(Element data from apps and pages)
□ □ □ □
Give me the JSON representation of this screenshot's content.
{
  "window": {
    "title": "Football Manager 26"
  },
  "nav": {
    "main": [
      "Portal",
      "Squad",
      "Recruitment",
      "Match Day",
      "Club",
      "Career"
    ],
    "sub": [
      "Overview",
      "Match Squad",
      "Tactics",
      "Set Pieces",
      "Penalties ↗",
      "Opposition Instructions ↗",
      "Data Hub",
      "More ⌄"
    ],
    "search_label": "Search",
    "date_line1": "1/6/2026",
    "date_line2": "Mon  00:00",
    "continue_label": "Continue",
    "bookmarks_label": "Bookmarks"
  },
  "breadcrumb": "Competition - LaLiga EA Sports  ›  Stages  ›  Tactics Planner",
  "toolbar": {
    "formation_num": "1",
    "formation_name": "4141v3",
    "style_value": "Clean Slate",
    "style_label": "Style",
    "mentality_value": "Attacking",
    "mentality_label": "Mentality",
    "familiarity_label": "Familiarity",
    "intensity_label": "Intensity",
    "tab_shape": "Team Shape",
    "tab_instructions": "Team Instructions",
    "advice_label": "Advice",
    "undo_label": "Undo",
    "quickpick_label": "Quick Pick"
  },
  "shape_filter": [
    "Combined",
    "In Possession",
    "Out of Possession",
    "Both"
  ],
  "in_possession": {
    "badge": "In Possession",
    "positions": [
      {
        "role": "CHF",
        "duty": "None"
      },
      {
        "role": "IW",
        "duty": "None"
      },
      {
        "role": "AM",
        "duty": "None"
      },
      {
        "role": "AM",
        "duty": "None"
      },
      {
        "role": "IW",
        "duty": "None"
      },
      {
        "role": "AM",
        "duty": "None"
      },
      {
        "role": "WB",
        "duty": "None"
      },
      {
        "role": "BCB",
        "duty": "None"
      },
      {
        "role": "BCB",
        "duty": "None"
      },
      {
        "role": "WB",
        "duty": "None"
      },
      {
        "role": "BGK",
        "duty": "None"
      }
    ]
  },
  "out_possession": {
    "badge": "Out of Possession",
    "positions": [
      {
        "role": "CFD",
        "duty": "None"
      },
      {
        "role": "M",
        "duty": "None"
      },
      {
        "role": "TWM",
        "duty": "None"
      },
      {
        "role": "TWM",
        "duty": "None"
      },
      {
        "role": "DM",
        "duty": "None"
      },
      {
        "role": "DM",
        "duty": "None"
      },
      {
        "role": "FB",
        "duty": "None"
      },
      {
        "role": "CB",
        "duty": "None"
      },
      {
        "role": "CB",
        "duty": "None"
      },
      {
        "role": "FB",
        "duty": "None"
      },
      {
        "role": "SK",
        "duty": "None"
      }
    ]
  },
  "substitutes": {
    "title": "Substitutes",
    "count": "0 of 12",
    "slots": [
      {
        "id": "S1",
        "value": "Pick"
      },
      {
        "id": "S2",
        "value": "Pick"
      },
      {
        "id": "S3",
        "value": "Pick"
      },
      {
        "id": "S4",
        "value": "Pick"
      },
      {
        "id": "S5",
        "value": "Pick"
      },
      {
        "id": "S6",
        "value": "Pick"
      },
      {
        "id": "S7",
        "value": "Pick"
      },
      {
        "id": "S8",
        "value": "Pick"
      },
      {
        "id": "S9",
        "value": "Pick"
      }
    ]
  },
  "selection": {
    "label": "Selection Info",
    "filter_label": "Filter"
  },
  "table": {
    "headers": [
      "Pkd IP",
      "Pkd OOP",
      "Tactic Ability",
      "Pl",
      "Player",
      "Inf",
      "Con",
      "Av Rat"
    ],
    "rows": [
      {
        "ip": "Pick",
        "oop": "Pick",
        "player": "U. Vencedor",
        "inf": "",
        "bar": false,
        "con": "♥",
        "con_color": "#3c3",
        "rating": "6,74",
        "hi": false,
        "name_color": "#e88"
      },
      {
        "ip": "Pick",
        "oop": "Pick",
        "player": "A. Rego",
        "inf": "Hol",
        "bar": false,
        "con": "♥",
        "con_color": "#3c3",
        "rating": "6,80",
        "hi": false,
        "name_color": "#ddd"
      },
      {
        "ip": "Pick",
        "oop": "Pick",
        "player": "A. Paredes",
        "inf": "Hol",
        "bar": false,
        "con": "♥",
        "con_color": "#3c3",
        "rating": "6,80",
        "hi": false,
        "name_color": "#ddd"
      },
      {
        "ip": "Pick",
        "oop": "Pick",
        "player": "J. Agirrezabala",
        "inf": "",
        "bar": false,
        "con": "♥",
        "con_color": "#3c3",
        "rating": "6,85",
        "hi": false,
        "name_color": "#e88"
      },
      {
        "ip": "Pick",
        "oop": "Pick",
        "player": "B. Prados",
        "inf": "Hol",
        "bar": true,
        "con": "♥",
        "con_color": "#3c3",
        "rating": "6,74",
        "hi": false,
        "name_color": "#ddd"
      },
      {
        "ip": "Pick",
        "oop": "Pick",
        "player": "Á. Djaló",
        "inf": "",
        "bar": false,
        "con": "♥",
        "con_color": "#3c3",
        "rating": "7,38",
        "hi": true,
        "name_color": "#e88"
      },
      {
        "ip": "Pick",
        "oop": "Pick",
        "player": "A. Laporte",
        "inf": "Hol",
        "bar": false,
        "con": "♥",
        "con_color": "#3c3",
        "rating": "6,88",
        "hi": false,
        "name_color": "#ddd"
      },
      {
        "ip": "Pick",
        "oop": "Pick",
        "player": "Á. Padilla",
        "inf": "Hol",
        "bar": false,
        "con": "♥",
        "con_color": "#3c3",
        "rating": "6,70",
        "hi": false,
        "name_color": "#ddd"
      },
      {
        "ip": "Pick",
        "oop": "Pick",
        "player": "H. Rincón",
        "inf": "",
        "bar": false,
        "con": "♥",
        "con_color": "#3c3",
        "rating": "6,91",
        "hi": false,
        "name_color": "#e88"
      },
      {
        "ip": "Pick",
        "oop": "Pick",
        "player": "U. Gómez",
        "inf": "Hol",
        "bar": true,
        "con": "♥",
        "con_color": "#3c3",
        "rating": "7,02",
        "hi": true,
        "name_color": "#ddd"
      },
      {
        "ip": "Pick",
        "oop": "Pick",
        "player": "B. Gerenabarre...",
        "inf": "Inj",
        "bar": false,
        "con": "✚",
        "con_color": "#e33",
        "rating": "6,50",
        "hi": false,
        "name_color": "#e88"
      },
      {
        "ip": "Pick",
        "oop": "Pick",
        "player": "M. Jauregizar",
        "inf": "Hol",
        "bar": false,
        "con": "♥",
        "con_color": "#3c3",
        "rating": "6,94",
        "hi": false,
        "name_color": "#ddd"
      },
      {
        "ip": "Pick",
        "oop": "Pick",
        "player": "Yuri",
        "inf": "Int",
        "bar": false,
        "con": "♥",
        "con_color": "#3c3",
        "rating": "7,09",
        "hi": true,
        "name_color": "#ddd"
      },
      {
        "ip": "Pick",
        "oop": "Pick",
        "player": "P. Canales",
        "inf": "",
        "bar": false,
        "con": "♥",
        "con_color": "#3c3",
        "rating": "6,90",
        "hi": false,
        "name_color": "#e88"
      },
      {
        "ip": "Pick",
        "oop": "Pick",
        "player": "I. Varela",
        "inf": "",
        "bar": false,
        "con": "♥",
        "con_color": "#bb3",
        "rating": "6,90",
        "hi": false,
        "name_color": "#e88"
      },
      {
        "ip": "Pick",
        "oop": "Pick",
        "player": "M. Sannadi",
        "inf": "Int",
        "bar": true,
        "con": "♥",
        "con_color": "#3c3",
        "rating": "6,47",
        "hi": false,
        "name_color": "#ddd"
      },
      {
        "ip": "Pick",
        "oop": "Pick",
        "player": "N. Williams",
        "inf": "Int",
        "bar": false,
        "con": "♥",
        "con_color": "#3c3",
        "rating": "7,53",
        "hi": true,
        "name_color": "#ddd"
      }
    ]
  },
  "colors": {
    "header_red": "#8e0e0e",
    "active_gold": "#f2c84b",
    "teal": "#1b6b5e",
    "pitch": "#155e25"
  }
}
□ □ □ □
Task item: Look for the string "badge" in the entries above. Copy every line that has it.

Solution:
    "badge": "In Possession",
    "badge": "Out of Possession",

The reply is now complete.